Local council programs may not compress or sell air for scuba use, or sell, rent, or loan scuba equipment (e.g., scuba cylinders, regulators, gauges, dive computers, weights, or BCDs). All air and equipment for local council program use must be obtained from professional sources (e.g., dive stores, resorts, dive boats, etc.) affiliated with a scuba agency recognized by the BSA.
Scuba equipment may be used by certified summer camp aquatics program personnel for installation and maintenance of waterfront equipment, or for search and recovery operations. Search and recovery could include lost equipment, as well as rescue efforts.
Recognized agencies are:
In addition to the agencies listed by name, any current member of the World Recreational Scuba Training Council (WRSTC), which includes all Recreational Scuba Training Council (RSTC) members, is also recognized.
Other agencies wishing to be recognized by the BSA may contact the Outdoor Programs Team of the national office. Recognition by a certifying body such as the RSTC or European Underwater Federation (EUF) that the agency adheres to ANSI/CEN/ISO standards would be expected.
For the most recent version of the BSA Scuba Policy, visit the Guide to Safe Scouting at www.scouting.org/scoutsource/healthandsafety/gss/toc.aspx.
You can print out page 11 and 12 on this Scuba BSA PDF With Application and follow the requirements, instructions, and guidelines to be a part of the scuba program.
INFORMATION FOR COUNSELORS

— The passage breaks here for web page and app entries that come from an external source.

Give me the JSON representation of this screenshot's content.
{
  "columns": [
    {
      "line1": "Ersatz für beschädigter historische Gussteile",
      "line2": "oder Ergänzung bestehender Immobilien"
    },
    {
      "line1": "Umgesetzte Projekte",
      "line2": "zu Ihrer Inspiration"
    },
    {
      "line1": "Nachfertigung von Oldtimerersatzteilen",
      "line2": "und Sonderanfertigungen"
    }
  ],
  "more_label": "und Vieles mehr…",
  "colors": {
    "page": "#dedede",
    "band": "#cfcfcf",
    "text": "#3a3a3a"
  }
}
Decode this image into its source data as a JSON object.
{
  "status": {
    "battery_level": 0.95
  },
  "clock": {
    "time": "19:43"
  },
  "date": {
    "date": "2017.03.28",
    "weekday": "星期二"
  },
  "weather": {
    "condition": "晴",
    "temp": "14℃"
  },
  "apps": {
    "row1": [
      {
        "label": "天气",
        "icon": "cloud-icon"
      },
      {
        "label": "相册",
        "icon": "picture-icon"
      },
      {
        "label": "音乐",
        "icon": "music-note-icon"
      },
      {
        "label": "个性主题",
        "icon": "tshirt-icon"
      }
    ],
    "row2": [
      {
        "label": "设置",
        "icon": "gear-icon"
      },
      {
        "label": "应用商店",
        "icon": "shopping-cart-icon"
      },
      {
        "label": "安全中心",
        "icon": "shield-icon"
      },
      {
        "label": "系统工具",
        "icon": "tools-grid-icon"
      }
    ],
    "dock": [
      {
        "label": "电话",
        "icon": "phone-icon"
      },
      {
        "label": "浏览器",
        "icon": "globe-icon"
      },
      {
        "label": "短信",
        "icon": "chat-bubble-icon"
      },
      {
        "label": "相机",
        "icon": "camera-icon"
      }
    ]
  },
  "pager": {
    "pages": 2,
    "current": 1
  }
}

Counselors for Scuba BSA must hold current scuba instructor certification from PADI, NAUI, SSI, or other RSTC member organizations. Instruction must comply with RSTC standards for introductory scuba experiences. These minimum standards include instructor-to-participant ratios. In a pool, the ratio is eight participants per instructor. In a confined waterfront setting, the ratio is four participants per instructor. Ratios may be increased by two participants if the instructor is assisted by someone certified as a divemaster or assistant instructor.
A second adult who understands the procedures should be present in case the instructor becomes incapacitated. Two-deep adult leadership is also required by BSA Youth Protection policies.
Before participants are allowed in the water, they must complete a health history form designed for scuba activities. Instructors should use standard forms advocated by their certifying agency.
Skill instruction must be conducted in clear, confined water. A swimming pool is recommended. Scuba BSA is ideally suited to winter programs using indoor pools. Two 45-minute sessions are recommended for instruction, practice, and completion of requirements.
Although Scuba BSA is similar to introductory scuba experiences offered by various RSTC member organizations, those programs are not substitutes for Scuba BSA. All requirements must be completed as stated on the application form. The counselor may not omit, vary, or add requirements. In particular, Scuba BSA has a prerequisite swimming requirement, is only available to youth and adults registered in the Boy Scouting or Venturing programs (minimum age around 10 1/2), and does not include the option of an open-water dive.
Local council programs may not compress or sell air for scuba use, or sell, rent, or loan scuba equipment. All air and equipment for local council Scuba BSA programs must be obtained from properly licensed sources, unaffiliated with the Boy Scouts of America and under the supervision of PADI, NAUI, SSI, or other RSTC-approved and certified scuba instructors.
Individuals completing the Scuba BSA requirements qualify for a recognition card and patch. The counselor or unit leader should submit the completed award application to the local council service center.
*The counselor for Scuba BSA must hold an instructor rating and be in current teaching status with PADI, NAUI, SSI, or other member of the RSTC in accordance with BSA scuba policies. Instruction must meet the minimum training standards for introductory scuba experiences set by the RSTC and guidelines provided in the Scuba BSA pamphlet, No. 430-515. BSA scuba policies are also provided in the Guide to Safe Scouting.